An increasing number of application providers, including Adobe and Autodesk, are offering vertically integrated cloud workspaces for their software applications. Adobe sums up the benefits as: “It’s your entire creative world – all in one place.”
These app vendors are on the right track. Cloud object storage that is infinite, has geo-redundancy built-in, and eliminates the need to purchase, provision, and refresh on-premises NAS infrastructure is definitely where the market is headed. But based on our interactions with customers who have tested these application cloud services, they fall short of enterprise expectations in several critical areas.
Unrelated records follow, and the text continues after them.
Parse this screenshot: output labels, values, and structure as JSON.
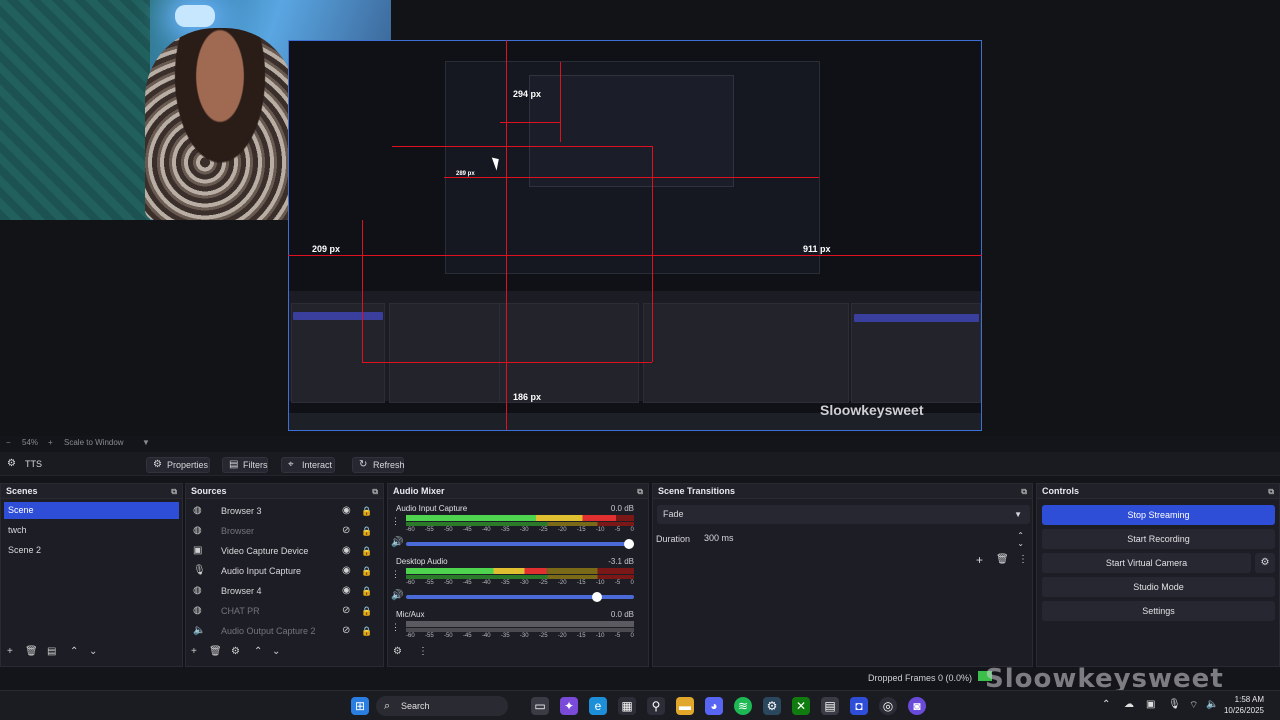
{
  "window": {
    "minimize": "—",
    "restore": "❐",
    "close": "✕"
  },
  "preview": {
    "labels": [
      "294 px",
      "289 px",
      "209 px",
      "911 px",
      "186 px"
    ],
    "watermark_nested": "Sloowkeysweet"
  },
  "zoom": {
    "minus": "−",
    "value": "54%",
    "plus": "+",
    "mode": "Scale to Window"
  },
  "source_toolbar": {
    "current_source": "TTS",
    "properties": "Properties",
    "filters": "Filters",
    "interact": "Interact",
    "refresh": "Refresh"
  },
  "scenes": {
    "title": "Scenes",
    "items": [
      "Scene",
      "twch",
      "Scene 2"
    ],
    "selected": 0
  },
  "sources": {
    "title": "Sources",
    "items": [
      {
        "label": "Browser 3",
        "visible": true
      },
      {
        "label": "Browser",
        "visible": false
      },
      {
        "label": "Video Capture Device",
        "visible": true
      },
      {
        "label": "Audio Input Capture",
        "visible": true
      },
      {
        "label": "Browser 4",
        "visible": true
      },
      {
        "label": "CHAT PR",
        "visible": false
      },
      {
        "label": "Audio Output Capture 2",
        "visible": false
      }
    ]
  },
  "audio_mixer": {
    "title": "Audio Mixer",
    "ticks": [
      "-60",
      "-55",
      "-50",
      "-45",
      "-40",
      "-35",
      "-30",
      "-25",
      "-20",
      "-15",
      "-10",
      "-5",
      "0"
    ],
    "channels": [
      {
        "name": "Audio Input Capture",
        "db": "0.0 dB",
        "level": 0.92,
        "volume": 1.0
      },
      {
        "name": "Desktop Audio",
        "db": "-3.1 dB",
        "level": 0.62,
        "volume": 0.86
      },
      {
        "name": "Mic/Aux",
        "db": "0.0 dB",
        "level": 0.0,
        "volume": 1.0
      }
    ]
  },
  "scene_transitions": {
    "title": "Scene Transitions",
    "transition": "Fade",
    "duration_label": "Duration",
    "duration_value": "300 ms"
  },
  "controls": {
    "title": "Controls",
    "stop_streaming": "Stop Streaming",
    "start_recording": "Start Recording",
    "start_virtual_camera": "Start Virtual Camera",
    "studio_mode": "Studio Mode",
    "settings": "Settings"
  },
  "status": {
    "dropped_frames": "Dropped Frames 0 (0.0%)",
    "watermark": "Sloowkeysweet"
  },
  "taskbar": {
    "search": "Search",
    "time": "1:58 AM",
    "date": "10/26/2025"
  },
  "colors": {
    "accent": "#2f4ed8",
    "guide_red": "#e01020",
    "meter_green": "#4fd44f"
  }
}
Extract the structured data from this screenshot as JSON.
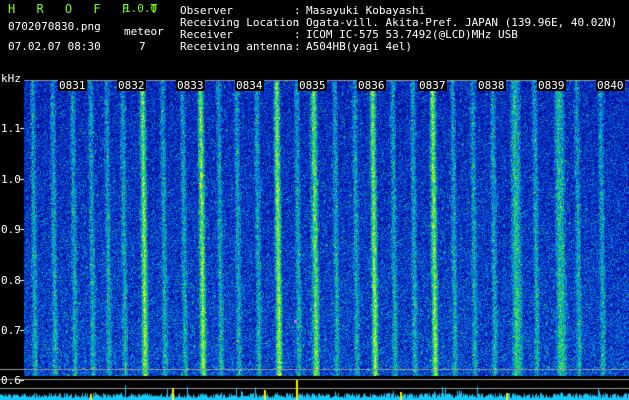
{
  "app": {
    "title": "H R O F F T",
    "version": "1.0.0"
  },
  "file": {
    "name": "0702070830.png",
    "datetime": "07.02.07 08:30"
  },
  "meteor": {
    "label": "meteor",
    "count": "7"
  },
  "info": [
    {
      "label": "Observer",
      "sep": ":",
      "value": "Masayuki Kobayashi"
    },
    {
      "label": "Receiving Location",
      "sep": ":",
      "value": "Ogata-vill. Akita-Pref. JAPAN (139.96E, 40.02N)"
    },
    {
      "label": "Receiver",
      "sep": ":",
      "value": "ICOM IC-575 53.7492(@LCD)MHz USB"
    },
    {
      "label": "Receiving antenna",
      "sep": ":",
      "value": "A504HB(yagi 4el)"
    }
  ],
  "axis": {
    "y_unit": "kHz",
    "y_ticks": [
      "1.1",
      "1.0",
      "0.9",
      "0.8",
      "0.7",
      "0.6"
    ],
    "x_ticks": [
      "0831",
      "0832",
      "0833",
      "0834",
      "0835",
      "0836",
      "0837",
      "0838",
      "0839",
      "0840"
    ]
  }
}
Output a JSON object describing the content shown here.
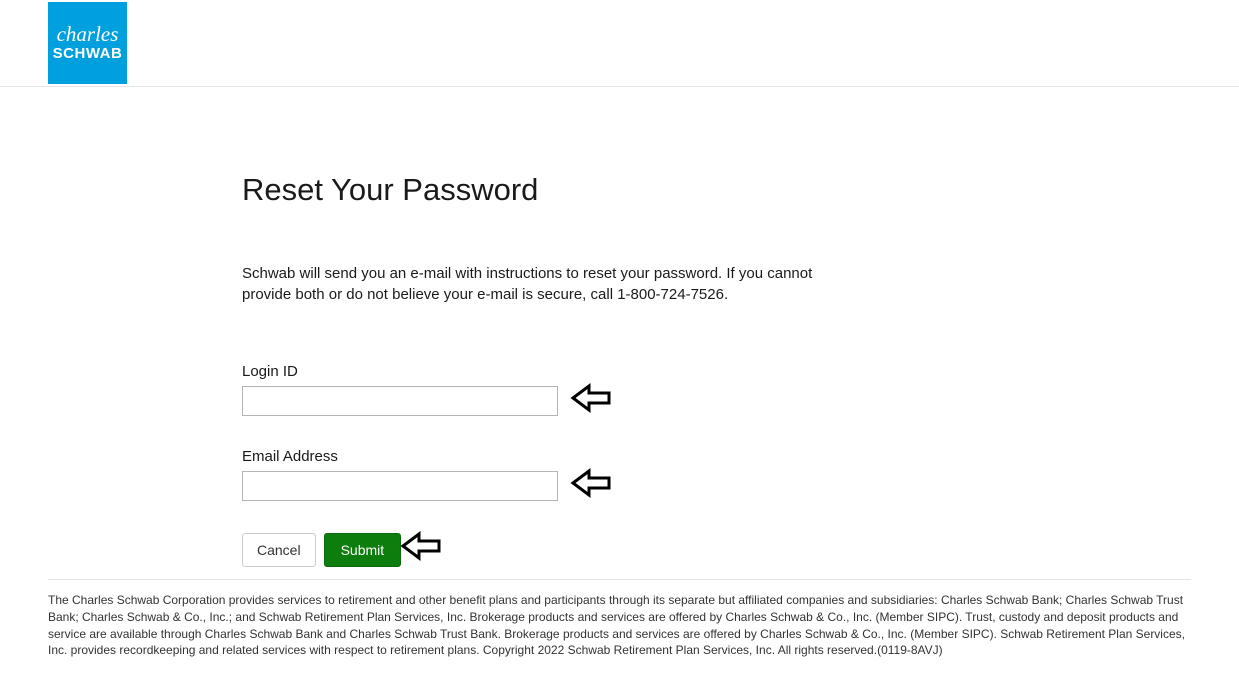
{
  "logo": {
    "line1": "charles",
    "line2": "SCHWAB"
  },
  "main": {
    "title": "Reset Your Password",
    "instructions": "Schwab will send you an e-mail with instructions to reset your password. If you cannot provide both or do not believe your e-mail is secure, call 1-800-724-7526.",
    "loginLabel": "Login ID",
    "loginValue": "",
    "emailLabel": "Email Address",
    "emailValue": "",
    "cancelLabel": "Cancel",
    "submitLabel": "Submit"
  },
  "footer": {
    "text": "The Charles Schwab Corporation provides services to retirement and other benefit plans and participants through its separate but affiliated companies and subsidiaries: Charles Schwab Bank; Charles Schwab Trust Bank; Charles Schwab & Co., Inc.; and Schwab Retirement Plan Services, Inc. Brokerage products and services are offered by Charles Schwab & Co., Inc. (Member SIPC). Trust, custody and deposit products and service are available through Charles Schwab Bank and Charles Schwab Trust Bank. Brokerage products and services are offered by Charles Schwab & Co., Inc. (Member SIPC). Schwab Retirement Plan Services, Inc. provides recordkeeping and related services with respect to retirement plans. Copyright 2022 Schwab Retirement Plan Services, Inc. All rights reserved.(0119-8AVJ)"
  }
}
In some ways, they can actually represent a step backward for IT.
Here is why application-specific clouds fall short of a full cloud-based global file system when it comes to storing, protecting, sharing, and managing application-generated file data.
Autodesk’s Fusion 360 package brings all its 3D CAD, CAM, and CAE tools under one cloud-based storage platform. Users can design from scratch, run simulations, send specs for parts that need to be milled, and more. Adobe’s Creative Cloud storage enables users to sync their files to the cloud from their desktops for access anywhere and share files across their teams and outside the organization.
However, in using these app-specific clouds, enterprises are creating silos of data – the very thing they have tried to avoid. Cloud initiatives are supposed to unify all data, locations and users, not wall them off in separate cloud-based rooms.
Based on our customer experiences, enterprises want all the files associated with any given project – contracts, Office documents, video files, Autodesk Revit renderings, Adobe Illustrator and Photoshop creative content, and more – in the same place. An advertising agency working on a new video segment might have a script in one application and the video in another. Those files shouldn’t live in separate clouds. The same data protection, versioning and locking schemes should apply, too, or the risk of editing conflicts and data loss increases.
Security and Data Protection Limitations
When security breaches and data loss events happen, users appeal to IT for help. But when files live in application-specific clouds, IT professionals don’t have the same controls.
Before moving data to an application cloud, IT should ask:
- Who manages the cloud? When something goes wrong, do you appeal to the cloud or the application provider?
- What happens if users want to store drawings or other files from a third-party solution in the application vendor’s cloud?
- Does the application cloud perform well across multiple collaborative sites and/or design centers?
- What is the data protection model and how does it leverage the cloud?
- How often is data backed up? How many versions of every file can be stored? Can users and IT both restore files?
- What happens if a connection to the application cloud is lost? Will end users still be able to work effectively on their files or will they lose access entirely?
- How is data encrypted in transit to the cloud and once it is stored in the cloud? Who holds the encryption keys?
Application-specific clouds do not have the breadth of security and data protection capabilities needed to satisfy many enterprise security policies and compliance initiatives, or the ability to meet many enterprise recovery point and time objectives (RPOs/RTOs).
Separation of Apps from Infrastructure
Enterprise IT infrastructure is the foundation upon which everything else runs. For this reason, IT organizations generally prefer to keep IT infrastructure separate from their apps. This way, each layer can be optimized for maximum performance and availability. IT can choose the ideal implementation for networking, storage, applications, file sharing, systems management, and so on.
When you choose an application-based cloud service, you become locked into a single vendor that controls all layers of the IT stack as they relate to that application suite’s files. A vendor that has long specialized in video editing or engineering software is suddenly in charge of your storage, file sharing, collaboration and data protection solutions as well.
Lack of Storage Domain Expertise
Application vendors are not storage experts. This is important because storage is an extremely complex domain. And this is why I’m not surprised when I hear customers complain about the Revit Server or Adobe Cloud. They’re quick to point out how well these clouds integrates with the applications. But they really don’t like the way they perform as a storage platform.
Inevitably, they start looking elsewhere for a solution to enhance file sharing and collaboration between remote users and offices.
What’s Really Needed: App-Neutral Cloud Storage and Collaboration
We’ve already seen how this story played out in the healthcare industry. Healthcare organizations first tried to leverage application-specific storage from their Picture Archiving and Communication Systems (PACS) vendors using a vertically integrated model. Frustrated by many of the same issues listed above, hospitals and healthcare providers today use Vendor-Neutral Archives (VNAs). This neutral approach avoids the data silo problem, stores all their medical images in one place, enables them to pick the best infrastructure solutions independent of their apps, and ensures access to deep storage domain expertise.
Instead of locking into one or more application-specific clouds, consider a general purpose cloud-native global file system instead. You’ll be able to apply the benefits of app-specific clouds to ALL your files, and gain the additional benefits of advanced data protection and multi-site file sharing and collaboration. With a global file system, you’ll be able to support all types of large, complex files, and satisfy the most demanding design workflows.